Author(s): Bulut GURPINAR
The role of the public in the foreign policy decision making within the theories of international relations is controversial. It is generally agreed that the value of public opinion in foreign policy outputs is parallel to the democratic nature of the political system. Moreover, it is expected that countries should have public support in order to carry out effective foreign policy on the international scene. Even though public opinion may not be from single and homogeneous clusters, even if it is accepted that it has come from different masses, the most important device forming the public has the role of media reflection at the same time. On the other hand, it can be said that the media is mostly influenced by public opinion in the foreign policy making process. This study examines the news in the press during the Mavi Marmara crisis and will try to show how much it reflects the turbulence between Turkey and Israel between 2009-2013. It also discusses the economic and social dimensions of the relationship, the level of the tension between Turkey and Israel, and whether the public opinion overlaps with the media. With in this contex, the first ruling years of AK Party and foreign policy making, Turkey-Israel relations will be discussed, then Mavi Marmara and final crisis will be examined. After evaluating the news in both Turkey and the Israeli press in this process, the analyses of the economic and social indicators of relations between the two countries will be delivered.
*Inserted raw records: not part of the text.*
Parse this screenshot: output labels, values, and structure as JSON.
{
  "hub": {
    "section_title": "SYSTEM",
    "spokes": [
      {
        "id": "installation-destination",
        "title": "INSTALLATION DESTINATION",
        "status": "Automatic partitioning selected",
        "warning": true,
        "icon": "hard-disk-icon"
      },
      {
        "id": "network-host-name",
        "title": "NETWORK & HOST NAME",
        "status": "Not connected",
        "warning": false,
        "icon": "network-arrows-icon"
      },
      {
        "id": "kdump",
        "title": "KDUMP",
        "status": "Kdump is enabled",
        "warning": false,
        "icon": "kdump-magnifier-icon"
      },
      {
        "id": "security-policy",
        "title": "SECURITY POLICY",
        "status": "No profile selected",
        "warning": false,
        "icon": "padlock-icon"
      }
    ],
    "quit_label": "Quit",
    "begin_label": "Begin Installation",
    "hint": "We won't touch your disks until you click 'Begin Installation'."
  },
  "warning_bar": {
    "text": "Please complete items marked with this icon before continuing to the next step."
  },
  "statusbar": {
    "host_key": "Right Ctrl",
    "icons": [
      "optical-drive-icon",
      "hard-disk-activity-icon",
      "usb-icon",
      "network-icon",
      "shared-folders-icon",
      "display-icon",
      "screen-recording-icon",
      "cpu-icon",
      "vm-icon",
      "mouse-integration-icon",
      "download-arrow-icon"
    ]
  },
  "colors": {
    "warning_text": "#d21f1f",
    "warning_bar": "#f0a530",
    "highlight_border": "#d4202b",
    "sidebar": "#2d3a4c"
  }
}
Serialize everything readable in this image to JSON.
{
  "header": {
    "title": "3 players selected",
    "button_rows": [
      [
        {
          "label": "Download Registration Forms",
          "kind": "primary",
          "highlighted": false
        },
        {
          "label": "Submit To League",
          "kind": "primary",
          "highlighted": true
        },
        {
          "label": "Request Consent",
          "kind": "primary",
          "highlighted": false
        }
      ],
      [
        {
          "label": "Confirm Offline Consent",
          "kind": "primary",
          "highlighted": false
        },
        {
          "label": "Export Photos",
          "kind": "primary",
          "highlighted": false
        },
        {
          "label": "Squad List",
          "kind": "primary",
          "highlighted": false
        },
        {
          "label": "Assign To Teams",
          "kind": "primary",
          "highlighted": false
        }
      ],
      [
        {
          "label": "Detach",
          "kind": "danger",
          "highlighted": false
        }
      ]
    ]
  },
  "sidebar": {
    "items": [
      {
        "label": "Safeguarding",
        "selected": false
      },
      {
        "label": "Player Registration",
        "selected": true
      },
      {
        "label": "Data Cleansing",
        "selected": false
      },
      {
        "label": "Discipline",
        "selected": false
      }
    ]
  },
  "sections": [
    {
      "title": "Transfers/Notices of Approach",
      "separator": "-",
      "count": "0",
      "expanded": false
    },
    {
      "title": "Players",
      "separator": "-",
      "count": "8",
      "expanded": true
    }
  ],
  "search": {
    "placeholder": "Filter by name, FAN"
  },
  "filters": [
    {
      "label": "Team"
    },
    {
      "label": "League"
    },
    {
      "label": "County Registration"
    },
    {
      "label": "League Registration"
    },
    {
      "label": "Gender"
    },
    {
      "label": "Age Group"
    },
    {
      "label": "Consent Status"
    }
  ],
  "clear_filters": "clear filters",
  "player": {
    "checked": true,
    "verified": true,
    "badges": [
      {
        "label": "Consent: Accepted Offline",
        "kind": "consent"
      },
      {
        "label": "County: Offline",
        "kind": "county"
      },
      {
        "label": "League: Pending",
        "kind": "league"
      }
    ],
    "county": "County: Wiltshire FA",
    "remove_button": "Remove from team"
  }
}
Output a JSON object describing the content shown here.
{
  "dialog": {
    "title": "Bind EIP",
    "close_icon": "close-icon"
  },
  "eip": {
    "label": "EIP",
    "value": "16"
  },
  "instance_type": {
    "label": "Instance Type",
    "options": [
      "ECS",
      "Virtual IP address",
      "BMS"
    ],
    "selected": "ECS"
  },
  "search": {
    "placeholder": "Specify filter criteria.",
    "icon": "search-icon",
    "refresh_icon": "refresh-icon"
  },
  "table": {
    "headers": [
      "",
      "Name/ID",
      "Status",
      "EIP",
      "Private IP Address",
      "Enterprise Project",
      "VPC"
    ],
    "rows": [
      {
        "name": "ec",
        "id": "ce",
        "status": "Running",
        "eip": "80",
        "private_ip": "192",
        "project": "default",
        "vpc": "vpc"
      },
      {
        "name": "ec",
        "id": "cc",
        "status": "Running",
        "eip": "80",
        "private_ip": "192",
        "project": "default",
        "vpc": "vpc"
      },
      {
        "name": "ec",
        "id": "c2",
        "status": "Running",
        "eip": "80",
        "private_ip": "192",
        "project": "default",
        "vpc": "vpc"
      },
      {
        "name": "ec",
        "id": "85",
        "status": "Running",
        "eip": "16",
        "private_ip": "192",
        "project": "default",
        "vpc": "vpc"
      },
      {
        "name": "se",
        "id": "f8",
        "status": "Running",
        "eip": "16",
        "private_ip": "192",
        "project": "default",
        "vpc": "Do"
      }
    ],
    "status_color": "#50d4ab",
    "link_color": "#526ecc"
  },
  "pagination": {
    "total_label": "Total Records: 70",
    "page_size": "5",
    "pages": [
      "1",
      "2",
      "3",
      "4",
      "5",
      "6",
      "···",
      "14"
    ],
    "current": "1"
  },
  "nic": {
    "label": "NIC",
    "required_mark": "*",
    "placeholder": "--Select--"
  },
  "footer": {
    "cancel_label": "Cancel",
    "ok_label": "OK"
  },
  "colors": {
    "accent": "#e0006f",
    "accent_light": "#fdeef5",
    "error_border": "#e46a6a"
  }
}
It is argued that though both the media and governments use the very similar discourse in negative approach towards each other, economic and social indicators do claim otherwise.